Records drawn from a dataset
---------------

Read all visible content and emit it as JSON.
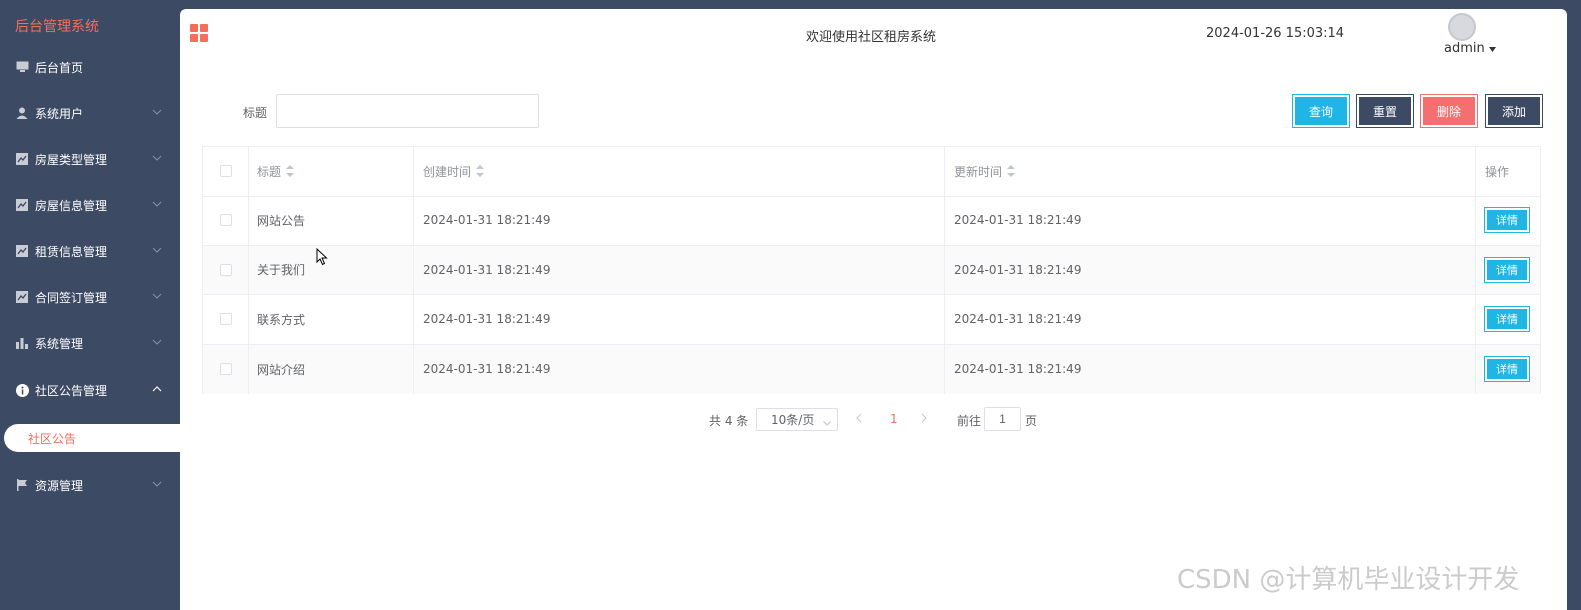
{
  "app": {
    "brand": "后台管理系统",
    "welcome": "欢迎使用社区租房系统",
    "datetime": "2024-01-26 15:03:14",
    "user": "admin"
  },
  "sidebar": {
    "items": [
      {
        "label": "后台首页",
        "icon": "monitor-icon"
      },
      {
        "label": "系统用户",
        "icon": "user-icon"
      },
      {
        "label": "房屋类型管理",
        "icon": "chart-icon"
      },
      {
        "label": "房屋信息管理",
        "icon": "chart-icon"
      },
      {
        "label": "租赁信息管理",
        "icon": "chart-icon"
      },
      {
        "label": "合同签订管理",
        "icon": "chart-icon"
      },
      {
        "label": "系统管理",
        "icon": "bar-chart-icon"
      },
      {
        "label": "社区公告管理",
        "icon": "info-icon"
      },
      {
        "label": "资源管理",
        "icon": "flag-icon"
      }
    ],
    "submenu": {
      "label": "社区公告"
    }
  },
  "search": {
    "label": "标题",
    "value": "",
    "buttons": {
      "query": "查询",
      "reset": "重置",
      "delete": "删除",
      "add": "添加"
    }
  },
  "table": {
    "headers": {
      "title": "标题",
      "created": "创建时间",
      "updated": "更新时间",
      "op": "操作"
    },
    "rows": [
      {
        "title": "网站公告",
        "created": "2024-01-31 18:21:49",
        "updated": "2024-01-31 18:21:49",
        "action": "详情"
      },
      {
        "title": "关于我们",
        "created": "2024-01-31 18:21:49",
        "updated": "2024-01-31 18:21:49",
        "action": "详情"
      },
      {
        "title": "联系方式",
        "created": "2024-01-31 18:21:49",
        "updated": "2024-01-31 18:21:49",
        "action": "详情"
      },
      {
        "title": "网站介绍",
        "created": "2024-01-31 18:21:49",
        "updated": "2024-01-31 18:21:49",
        "action": "详情"
      }
    ]
  },
  "pagination": {
    "total": "共 4 条",
    "page_size": "10条/页",
    "current": "1",
    "goto_label": "前往",
    "goto_value": "1",
    "page_suffix": "页"
  },
  "watermark": "CSDN @计算机毕业设计开发",
  "colors": {
    "sidebar_bg": "#3d4a64",
    "accent": "#f46e5c",
    "query": "#1fb6e6",
    "delete": "#f36f70"
  }
}
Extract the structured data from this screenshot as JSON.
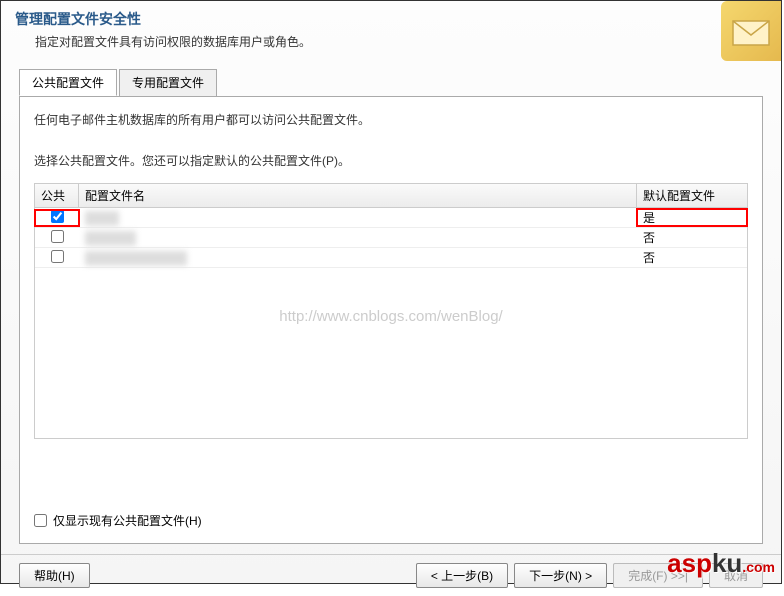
{
  "header": {
    "title": "管理配置文件安全性",
    "desc": "指定对配置文件具有访问权限的数据库用户或角色。"
  },
  "tabs": {
    "public": "公共配置文件",
    "private": "专用配置文件"
  },
  "panel": {
    "desc1": "任何电子邮件主机数据库的所有用户都可以访问公共配置文件。",
    "desc2": "选择公共配置文件。您还可以指定默认的公共配置文件(P)。"
  },
  "grid": {
    "header": {
      "public": "公共",
      "name": "配置文件名",
      "default": "默认配置文件"
    },
    "rows": [
      {
        "checked": true,
        "name": "████",
        "default": "是",
        "highlight": true
      },
      {
        "checked": false,
        "name": "██████",
        "default": "否",
        "highlight": false
      },
      {
        "checked": false,
        "name": "████████████",
        "default": "否",
        "highlight": false
      }
    ]
  },
  "watermark": "http://www.cnblogs.com/wenBlog/",
  "showOnly": "仅显示现有公共配置文件(H)",
  "footer": {
    "help": "帮助(H)",
    "back": "< 上一步(B)",
    "next": "下一步(N) >",
    "finish": "完成(F) >>|",
    "cancel": "取消"
  }
}
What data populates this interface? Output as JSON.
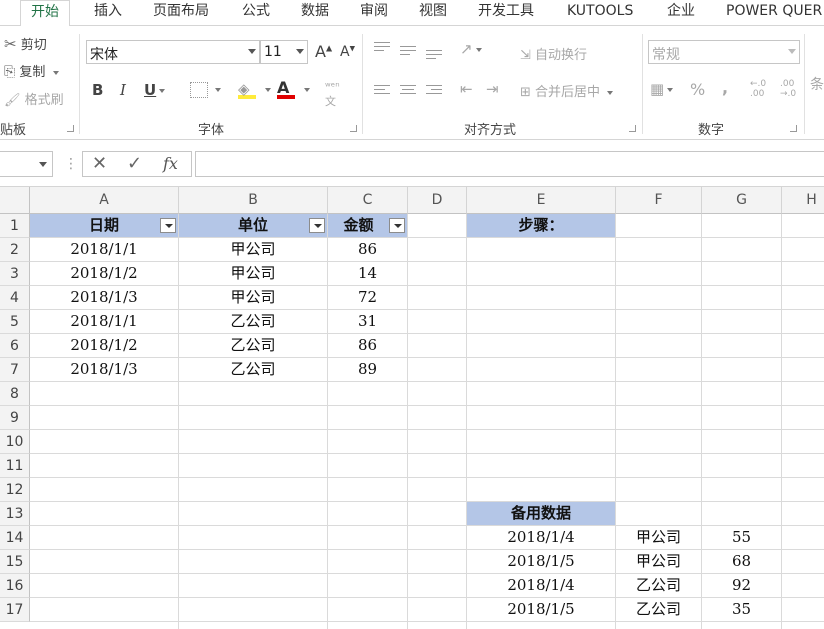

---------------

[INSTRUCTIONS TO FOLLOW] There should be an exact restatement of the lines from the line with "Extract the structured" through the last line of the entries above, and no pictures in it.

[ANSWER FOR THIS EXERCISE]
Extract the structured data from this screenshot as JSON.
{
  "header": {
    "title": "管理配置文件安全性",
    "desc": "指定对配置文件具有访问权限的数据库用户或角色。"
  },
  "tabs": {
    "public": "公共配置文件",
    "private": "专用配置文件"
  },
  "panel": {
    "desc1": "任何电子邮件主机数据库的所有用户都可以访问公共配置文件。",
    "desc2": "选择公共配置文件。您还可以指定默认的公共配置文件(P)。"
  },
  "grid": {
    "header": {
      "public": "公共",
      "name": "配置文件名",
      "default": "默认配置文件"
    },
    "rows": [
      {
        "checked": true,
        "name": "████",
        "default": "是",
        "highlight": true
      },
      {
        "checked": false,
        "name": "██████",
        "default": "否",
        "highlight": false
      },
      {
        "checked": false,
        "name": "████████████",
        "default": "否",
        "highlight": false
      }
    ]
  },
  "watermark": "http://www.cnblogs.com/wenBlog/",
  "showOnly": "仅显示现有公共配置文件(H)",
  "footer": {
    "help": "帮助(H)",
    "back": "< 上一步(B)",
    "next": "下一步(N) >",
    "finish": "完成(F) >>|",
    "cancel": "取消"
  }
}
What data populates this interface? Output as JSON.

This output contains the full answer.